Investing in educators supports quality assurance

Jan. 21, 2022

Thanks to revolutionary technological advances in medicine, the healthcare industry has been saturated with innovation and cutting-edge resources. Unfortunately, these advances aren’t always so readily seen in today’s Sterile Processing departments (SPD), and that lack of attention and resources can have a significant and negative impact on patient outcomes.

Many facility decision-makers fail to realize that their SPDs are running on antiquated and outdated systems—and this is not just limited to processing equipment. These “outdated systems” can be seen in departments’ standard operating procedures (SOPs), which can then translate to questionable practices from technicians. If a facility is to deliver the highest quality patient care, decision-makers must invest in the professional development of their sterile processing (SP) professionals who are tasked with delivering clean, sterile, well-functioning instrumentation.

Changing times call for revised practices

The realm of SP is not what it used to be. Notable differences from the early days of the discipline to today include more intricate and complex instrumentation; intensive and detailed instructions for use (IFU) or, conversely, vague or confusing IFU that can introduce ambiguity and dangerous guesswork into processing steps; skyrocketing surgical case volumes; increased instrument sets and the need for more instruments within a surgical set; and more.

SP leaders must ask whether their department has developed new standards of operation to match new challenges and demands. They must also reevaluate the department’s onboarding protocols and ensure that their training models directly correlate to the successes (and failures) of SP professionals’ standard practices. What’s more, they should examine how the current state of their department has changed since the training practices were created. A few indicators that the onboarding and training process may be antiquated or in need of a revamp include differences in staff size, changes in accommodated surgical service lines, increases in defects specific to one or more areas, and high rate of professional fatigue, burnout and frustration.

SP leaders and the facility’s senior leadership must understand that whenever clear steps and appropriate guidance are not provided, employees will perform based on their personal interpretation of the expectation. In such cases, those actions may not be rooted in best practices, despite those individuals’ best efforts. A thorough assessment of the department’s SOPs is an essential first step in implementing quantifiable and tangible SPD processes.

Quality educators lend vital support

When updated SOPs are needed in the SPD, the responsibility largely falls on an already inundated manager.
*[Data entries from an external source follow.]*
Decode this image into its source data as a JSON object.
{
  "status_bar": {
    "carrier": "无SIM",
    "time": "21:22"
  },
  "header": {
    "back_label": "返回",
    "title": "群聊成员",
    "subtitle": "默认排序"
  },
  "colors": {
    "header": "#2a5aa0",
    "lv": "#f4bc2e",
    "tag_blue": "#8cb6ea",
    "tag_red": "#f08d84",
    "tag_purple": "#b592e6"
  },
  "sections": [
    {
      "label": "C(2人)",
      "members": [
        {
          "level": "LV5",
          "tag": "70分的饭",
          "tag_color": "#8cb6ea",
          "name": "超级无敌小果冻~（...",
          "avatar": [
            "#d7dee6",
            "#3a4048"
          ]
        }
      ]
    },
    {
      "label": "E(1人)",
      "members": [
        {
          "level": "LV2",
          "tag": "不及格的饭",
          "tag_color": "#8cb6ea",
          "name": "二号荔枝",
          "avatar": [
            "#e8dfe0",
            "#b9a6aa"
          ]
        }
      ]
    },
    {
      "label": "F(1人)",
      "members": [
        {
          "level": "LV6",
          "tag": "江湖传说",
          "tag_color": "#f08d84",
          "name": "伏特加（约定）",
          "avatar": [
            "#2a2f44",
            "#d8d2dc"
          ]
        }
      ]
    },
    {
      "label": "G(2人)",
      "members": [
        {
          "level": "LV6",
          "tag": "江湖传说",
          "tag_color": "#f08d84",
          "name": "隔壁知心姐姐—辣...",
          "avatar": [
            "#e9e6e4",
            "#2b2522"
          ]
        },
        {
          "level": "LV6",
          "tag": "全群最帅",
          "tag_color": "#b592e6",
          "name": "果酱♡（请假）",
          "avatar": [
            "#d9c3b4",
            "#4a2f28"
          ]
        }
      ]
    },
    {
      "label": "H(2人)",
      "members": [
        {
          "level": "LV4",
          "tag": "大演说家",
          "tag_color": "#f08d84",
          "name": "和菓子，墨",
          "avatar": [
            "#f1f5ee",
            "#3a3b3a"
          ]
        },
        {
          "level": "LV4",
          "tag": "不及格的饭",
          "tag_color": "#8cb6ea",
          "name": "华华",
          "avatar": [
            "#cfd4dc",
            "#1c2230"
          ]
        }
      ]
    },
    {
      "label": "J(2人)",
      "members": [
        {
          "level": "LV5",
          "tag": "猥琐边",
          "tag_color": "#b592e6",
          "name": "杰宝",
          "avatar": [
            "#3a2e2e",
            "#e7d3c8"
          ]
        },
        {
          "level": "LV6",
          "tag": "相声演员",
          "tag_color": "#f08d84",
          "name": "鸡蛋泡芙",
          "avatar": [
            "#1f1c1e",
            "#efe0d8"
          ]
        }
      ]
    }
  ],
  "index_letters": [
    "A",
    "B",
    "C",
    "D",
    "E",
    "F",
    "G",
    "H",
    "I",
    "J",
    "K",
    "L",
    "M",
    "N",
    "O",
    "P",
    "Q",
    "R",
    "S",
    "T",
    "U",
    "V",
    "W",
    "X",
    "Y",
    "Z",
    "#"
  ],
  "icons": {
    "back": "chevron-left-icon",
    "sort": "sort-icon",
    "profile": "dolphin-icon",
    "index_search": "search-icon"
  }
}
Often, they are seeing the fallout of their departmental practices from numerous angles: their frustrated technicians, urgent requests from perioperative colleagues and, perhaps, even inquiries from facility executives who request change but often fail to lend adequate support to allow it to happen.

Facility leaders looking to create a culture for positive change must recognize that stating the need for change is not enough. SP managers often lack the bandwidth or support necessary to maintain day-to–day operations, manage daily challenges and develop better practices; they could greatly benefit from an SPD collaborator—a quality SPD educator.

An educator’s primary role is to assess whether the processes in place achieve the facility’s patient safety goals. By combining subject matter expertise with standards and scholastic industry references, educators can best identify opportunities for change. Change is then made permanent through the creation, implementation and management of new practices, followed by training. Through interdepartmental collaboration, SP educators can help create updated SOPs, quantifiable best practices and qualifiable indicators for managerial decision-making; identify areas of improvement; create curriculum for training; and ensure best practices and quality assurance (QA) are at the heart of formal training. Employing an SP educator allows the manager to better manage the department’s daily operations, along with the expectations of their team, service lines and facility executives. Put simply, investing in a quality SPD educator provides a new way to invest in patient safety. 

Every leader must ask whether “the way they’ve always done it” is adequate and rooted in standards and best practices. When goals aren’t met, blame is often passed onto individual employees; however, attention must first be paid to the processes, practices and SOPs being implemented, and the training of those processes and procedures. If employees aren’t performing well, the issue can often be traced to poor processes and training. An SP educator can assess and survey their department’s workflow and pain points (as outlined by the manager) to evaluate improvement opportunities. This can be achieved through QA audits, electronic tracking system data collection, root cause analysis, direct observation, and evaluation and competencies. Educators can then create and implement a curriculum that teaches the practices necessary for quality and patient safety. From there, the manager can use the outlined standard work to address precise areas of deviation or improvement with the SP team. This information can prove helpful for managers during meetings with facility executives by allowing managers to share why issues arose—and a suitable plan for process improvement.

Conclusion

A dedicated SP educator is crucial for instilling lasting and positive change through the development of best practice-based SOPs, processes and training. When educators and managers work collaboratively, frontline technicians and senior-level executives will achieve the results they have always wanted: safe, high-quality patient care.